Weight without cable: 320 g
Reviewed by 3 customers
Displaying reviews 1-3
I've owned and used M69's and M88's in the past, going back over 20 years. I am so sorry I sold my M69 make in 1990. Trying to find another one now. What can I say about the M88?. One mic that can literally do EVERYTHING and sound great at it. I've got a friend who's afraid to try it (silly) because she's afraid she'll want 10 of them for her band and can't afford the 4.5 grand to buy them .. I would though rather have ONE or two of these than never have any at all!. BTW, they work great on fiddles and acoustic guitars too. I just love Beyer mics. I even have a little hanging condenser choir mic (SHM-22) that is fantastic once I tape it up, for overheads. I mean, it's smaller than a fountain pen but it's so darn nice. Even if it costs you a couple hundred used, get atleast one M88 (and a couple of M69's) for your collection!. BTW, anyone want to sell theirs cheap?
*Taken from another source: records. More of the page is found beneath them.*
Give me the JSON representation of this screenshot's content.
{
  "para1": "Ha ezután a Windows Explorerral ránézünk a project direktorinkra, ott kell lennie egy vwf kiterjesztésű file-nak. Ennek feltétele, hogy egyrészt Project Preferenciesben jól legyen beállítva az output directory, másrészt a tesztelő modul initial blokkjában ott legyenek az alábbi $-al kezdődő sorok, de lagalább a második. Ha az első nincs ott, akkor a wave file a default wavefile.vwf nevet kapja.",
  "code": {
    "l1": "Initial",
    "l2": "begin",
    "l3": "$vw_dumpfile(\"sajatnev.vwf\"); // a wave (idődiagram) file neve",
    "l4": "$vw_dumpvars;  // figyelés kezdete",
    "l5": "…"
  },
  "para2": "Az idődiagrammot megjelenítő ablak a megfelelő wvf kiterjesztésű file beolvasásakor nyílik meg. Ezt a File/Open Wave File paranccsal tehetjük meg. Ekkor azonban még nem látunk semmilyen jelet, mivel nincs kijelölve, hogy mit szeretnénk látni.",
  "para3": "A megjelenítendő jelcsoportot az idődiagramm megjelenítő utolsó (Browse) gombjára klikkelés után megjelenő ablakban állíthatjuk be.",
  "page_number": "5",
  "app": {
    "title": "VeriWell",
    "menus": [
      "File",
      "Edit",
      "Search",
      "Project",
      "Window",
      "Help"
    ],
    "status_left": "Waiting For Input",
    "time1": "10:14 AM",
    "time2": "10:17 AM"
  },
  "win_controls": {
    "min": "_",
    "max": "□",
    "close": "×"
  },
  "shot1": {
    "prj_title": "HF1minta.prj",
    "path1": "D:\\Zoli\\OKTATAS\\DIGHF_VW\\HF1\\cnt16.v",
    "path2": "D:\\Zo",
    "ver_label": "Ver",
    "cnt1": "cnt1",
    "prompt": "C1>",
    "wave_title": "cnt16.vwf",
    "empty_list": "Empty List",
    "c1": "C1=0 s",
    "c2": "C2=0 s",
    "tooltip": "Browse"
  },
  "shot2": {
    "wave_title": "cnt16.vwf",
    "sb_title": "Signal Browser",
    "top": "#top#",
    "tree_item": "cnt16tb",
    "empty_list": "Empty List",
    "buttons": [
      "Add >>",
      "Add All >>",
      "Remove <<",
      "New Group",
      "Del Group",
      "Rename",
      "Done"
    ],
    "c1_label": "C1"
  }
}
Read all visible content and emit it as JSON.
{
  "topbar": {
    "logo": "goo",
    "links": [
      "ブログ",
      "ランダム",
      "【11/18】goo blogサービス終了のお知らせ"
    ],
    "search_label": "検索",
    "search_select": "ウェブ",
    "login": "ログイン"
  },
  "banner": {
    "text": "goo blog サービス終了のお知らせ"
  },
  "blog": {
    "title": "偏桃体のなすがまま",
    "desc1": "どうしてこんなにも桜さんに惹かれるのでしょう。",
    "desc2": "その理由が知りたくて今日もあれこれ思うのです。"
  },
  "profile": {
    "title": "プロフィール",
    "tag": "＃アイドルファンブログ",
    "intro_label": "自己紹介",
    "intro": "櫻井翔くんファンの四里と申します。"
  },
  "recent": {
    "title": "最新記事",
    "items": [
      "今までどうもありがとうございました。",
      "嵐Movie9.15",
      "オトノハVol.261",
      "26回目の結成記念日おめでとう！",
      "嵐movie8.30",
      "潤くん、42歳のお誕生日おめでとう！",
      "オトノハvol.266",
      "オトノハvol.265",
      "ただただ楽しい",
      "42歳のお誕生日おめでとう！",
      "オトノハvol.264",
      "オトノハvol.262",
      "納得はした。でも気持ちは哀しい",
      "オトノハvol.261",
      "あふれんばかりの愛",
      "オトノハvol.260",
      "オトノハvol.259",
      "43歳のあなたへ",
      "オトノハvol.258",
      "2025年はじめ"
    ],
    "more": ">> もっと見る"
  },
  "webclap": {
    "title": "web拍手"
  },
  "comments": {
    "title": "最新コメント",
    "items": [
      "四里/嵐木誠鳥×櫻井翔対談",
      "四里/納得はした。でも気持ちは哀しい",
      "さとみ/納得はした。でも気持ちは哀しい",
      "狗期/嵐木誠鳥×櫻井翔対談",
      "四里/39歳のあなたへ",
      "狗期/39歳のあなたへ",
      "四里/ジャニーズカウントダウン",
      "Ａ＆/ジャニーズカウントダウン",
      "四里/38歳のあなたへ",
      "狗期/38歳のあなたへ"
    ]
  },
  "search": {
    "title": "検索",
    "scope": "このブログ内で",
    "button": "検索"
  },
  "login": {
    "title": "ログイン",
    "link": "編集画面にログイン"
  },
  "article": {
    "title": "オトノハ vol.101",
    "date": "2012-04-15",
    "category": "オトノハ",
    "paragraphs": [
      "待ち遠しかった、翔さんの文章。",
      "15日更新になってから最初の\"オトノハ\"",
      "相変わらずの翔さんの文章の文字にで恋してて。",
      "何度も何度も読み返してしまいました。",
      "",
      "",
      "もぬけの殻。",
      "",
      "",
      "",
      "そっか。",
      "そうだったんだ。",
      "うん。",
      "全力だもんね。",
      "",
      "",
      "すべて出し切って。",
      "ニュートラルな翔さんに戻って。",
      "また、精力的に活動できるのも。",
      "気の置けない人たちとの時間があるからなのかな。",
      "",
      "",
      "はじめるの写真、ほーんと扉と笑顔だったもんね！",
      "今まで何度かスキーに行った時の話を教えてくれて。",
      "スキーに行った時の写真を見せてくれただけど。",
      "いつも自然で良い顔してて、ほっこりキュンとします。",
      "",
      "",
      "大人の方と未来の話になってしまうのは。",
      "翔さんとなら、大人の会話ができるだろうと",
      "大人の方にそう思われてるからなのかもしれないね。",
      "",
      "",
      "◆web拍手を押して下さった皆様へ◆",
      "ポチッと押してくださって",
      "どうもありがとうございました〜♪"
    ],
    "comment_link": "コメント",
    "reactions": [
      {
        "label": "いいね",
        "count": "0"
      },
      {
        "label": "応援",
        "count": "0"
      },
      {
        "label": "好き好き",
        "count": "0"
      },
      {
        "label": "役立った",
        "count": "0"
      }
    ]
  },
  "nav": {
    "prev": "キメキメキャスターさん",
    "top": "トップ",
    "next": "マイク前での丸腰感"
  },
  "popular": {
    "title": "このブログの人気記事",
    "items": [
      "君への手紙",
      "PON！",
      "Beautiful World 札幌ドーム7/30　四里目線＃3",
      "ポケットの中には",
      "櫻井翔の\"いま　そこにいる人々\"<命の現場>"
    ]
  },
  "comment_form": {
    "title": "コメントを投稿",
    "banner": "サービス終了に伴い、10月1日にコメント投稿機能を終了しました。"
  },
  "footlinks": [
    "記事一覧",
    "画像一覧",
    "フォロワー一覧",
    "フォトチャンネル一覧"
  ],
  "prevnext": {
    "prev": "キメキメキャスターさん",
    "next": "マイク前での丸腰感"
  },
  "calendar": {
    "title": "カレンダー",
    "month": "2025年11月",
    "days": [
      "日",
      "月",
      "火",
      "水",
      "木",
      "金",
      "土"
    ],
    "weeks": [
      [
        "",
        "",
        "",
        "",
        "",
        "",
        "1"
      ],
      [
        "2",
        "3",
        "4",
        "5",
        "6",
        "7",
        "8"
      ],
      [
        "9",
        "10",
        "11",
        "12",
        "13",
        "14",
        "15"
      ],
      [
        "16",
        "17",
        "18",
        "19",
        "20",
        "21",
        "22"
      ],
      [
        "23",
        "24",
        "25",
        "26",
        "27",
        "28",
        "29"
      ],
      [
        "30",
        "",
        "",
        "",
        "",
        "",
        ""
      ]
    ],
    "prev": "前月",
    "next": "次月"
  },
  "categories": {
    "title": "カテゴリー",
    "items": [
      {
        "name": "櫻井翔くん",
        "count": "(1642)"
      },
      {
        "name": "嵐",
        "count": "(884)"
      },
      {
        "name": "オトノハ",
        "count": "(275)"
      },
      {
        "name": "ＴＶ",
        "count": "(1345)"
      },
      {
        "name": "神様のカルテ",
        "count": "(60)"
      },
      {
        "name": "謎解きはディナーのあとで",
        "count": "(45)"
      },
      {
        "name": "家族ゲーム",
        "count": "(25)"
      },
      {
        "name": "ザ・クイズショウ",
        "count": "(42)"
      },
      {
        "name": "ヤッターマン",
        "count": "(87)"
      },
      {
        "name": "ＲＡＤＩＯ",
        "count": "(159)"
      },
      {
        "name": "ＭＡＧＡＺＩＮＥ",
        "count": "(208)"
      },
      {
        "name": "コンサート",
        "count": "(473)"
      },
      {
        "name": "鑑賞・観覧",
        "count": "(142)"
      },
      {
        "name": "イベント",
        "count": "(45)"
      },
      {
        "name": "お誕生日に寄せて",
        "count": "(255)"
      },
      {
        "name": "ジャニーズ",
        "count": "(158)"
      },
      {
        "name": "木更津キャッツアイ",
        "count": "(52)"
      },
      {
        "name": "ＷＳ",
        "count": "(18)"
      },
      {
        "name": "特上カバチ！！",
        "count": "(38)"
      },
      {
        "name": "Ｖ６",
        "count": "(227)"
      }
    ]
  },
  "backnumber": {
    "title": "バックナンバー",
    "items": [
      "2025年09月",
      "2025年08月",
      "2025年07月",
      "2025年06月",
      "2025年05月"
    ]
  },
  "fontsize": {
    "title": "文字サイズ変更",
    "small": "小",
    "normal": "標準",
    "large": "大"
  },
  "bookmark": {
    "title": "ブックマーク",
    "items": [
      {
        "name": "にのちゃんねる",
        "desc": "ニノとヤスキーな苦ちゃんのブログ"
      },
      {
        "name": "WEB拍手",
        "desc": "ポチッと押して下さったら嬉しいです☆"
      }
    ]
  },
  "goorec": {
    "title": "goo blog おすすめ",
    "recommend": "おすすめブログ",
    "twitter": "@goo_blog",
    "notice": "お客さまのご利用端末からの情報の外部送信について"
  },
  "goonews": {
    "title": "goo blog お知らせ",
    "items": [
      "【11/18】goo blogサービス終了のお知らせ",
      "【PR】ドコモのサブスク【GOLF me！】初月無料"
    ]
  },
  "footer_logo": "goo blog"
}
Great for vocals, kick, snare bottom, bass cabs, and trombone. People will look at you funny when you place this inside a kick drum, but if you have a PA with some good low-end drive you'll just end up blowing them across the room when you open up the channel anyway. Using it on snare bottom will give you the punch that you won't get from a common top-only mic setup. It does have one downfall: the handling noise is very evident. This means that it will take some extra EQing to clean it up and that it doesn't always work well for handheld vocals, but in very few mics will give you this caliber of warmth. Naysayers tell you that you're a fool to buy this, but they would say otherwise if they had any idea of what it is capable of.
This is what I use primarily for the kick drum. It's especially great for the genres I work with where you need to get that punchy kick. I tend to really boost around 5k and 9k with this, drop the low mids and boost around 100hz and it does the trick for me. I'd love to try out more mics on the kick but this one really has me going! Nice and punchy and great for any rock genre.